Natural Product-Inspired Approaches to Combat Bacterial Biofilms

The overarching goal of the Wuest research group is to utilize chemical biology to perturb biofilm processes. Bacterial biofilms have been estimated to cost society in excess of $200 billion/yr, affecting everything from human health to water purification. Furthermore, biofilms are increasingly resistant to antibiotic treatment and are responsible for persistent infections. Our group is implementing a variety of methods to interrogate the signaling process with the overarching goal of identifying novel treatments and new targets for pharmaceutical development. Nationally, only a few synthetic endeavors have approached this problem in a similar way thus positioning our group for therapeutic breakthroughs.
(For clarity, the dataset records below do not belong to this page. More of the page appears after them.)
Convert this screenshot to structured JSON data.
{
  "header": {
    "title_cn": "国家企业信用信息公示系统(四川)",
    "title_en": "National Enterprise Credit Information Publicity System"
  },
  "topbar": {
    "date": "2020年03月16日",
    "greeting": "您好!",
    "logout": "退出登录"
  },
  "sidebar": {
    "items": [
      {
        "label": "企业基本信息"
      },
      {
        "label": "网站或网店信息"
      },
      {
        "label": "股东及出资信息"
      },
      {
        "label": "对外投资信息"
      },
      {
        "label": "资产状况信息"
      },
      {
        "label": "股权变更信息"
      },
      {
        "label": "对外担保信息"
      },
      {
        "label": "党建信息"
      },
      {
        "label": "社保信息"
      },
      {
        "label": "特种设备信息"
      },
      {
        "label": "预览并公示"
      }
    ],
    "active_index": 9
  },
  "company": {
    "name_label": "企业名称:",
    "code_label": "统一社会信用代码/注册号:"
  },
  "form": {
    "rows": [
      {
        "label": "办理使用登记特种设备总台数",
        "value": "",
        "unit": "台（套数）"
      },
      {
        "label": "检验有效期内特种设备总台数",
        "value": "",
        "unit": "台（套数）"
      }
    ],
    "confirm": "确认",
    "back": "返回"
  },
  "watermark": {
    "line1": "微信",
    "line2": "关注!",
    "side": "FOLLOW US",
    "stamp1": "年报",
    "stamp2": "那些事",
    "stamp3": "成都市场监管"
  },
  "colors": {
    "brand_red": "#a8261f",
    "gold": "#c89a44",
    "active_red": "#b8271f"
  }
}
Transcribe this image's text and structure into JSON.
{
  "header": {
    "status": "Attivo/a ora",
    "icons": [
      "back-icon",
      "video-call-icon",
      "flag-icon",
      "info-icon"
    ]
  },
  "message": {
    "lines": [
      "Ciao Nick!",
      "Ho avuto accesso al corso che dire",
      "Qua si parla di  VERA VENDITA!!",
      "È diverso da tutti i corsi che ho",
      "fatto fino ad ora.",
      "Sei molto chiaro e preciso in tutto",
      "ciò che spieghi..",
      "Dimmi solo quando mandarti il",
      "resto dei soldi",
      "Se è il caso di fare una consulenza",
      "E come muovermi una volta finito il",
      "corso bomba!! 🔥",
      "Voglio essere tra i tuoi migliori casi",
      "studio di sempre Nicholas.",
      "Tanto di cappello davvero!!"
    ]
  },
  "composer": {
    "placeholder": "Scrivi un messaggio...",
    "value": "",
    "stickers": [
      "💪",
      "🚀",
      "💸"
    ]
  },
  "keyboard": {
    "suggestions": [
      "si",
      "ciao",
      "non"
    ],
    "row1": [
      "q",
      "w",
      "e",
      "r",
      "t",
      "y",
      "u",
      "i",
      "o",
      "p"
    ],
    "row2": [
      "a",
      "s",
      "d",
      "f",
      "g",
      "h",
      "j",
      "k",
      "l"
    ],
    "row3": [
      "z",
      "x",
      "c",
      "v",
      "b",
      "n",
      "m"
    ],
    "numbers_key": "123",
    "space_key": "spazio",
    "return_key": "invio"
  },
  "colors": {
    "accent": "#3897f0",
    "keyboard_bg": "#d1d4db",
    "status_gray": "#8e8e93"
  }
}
Currently, we are pursuing a number of synthetic projects targeting known natural product biofilm inhibitors, signaling molecules, and protein-protein interactions. In conjunction, we are also using microbiological and biochemical approaches to discover new therapeutics, identify unprecedented biological targets, and test the efficacy of compounds developed in house. The goal of each of these projects is to make chemical analogs that mimic the natural compounds but are more “drug-like” thus possessing better pharmacokinetic properties and maximizing the likelihood success of therapeutic development. The group is highly interdisciplinary and has key collaborations throughout the world (Cornell, TU-Munich, Villanova) and also at Temple (Chemistry Dprt, Medical, Pharmacy, and Dental Schools) expediting the testing of compounds and evaluation of their mechanism of action.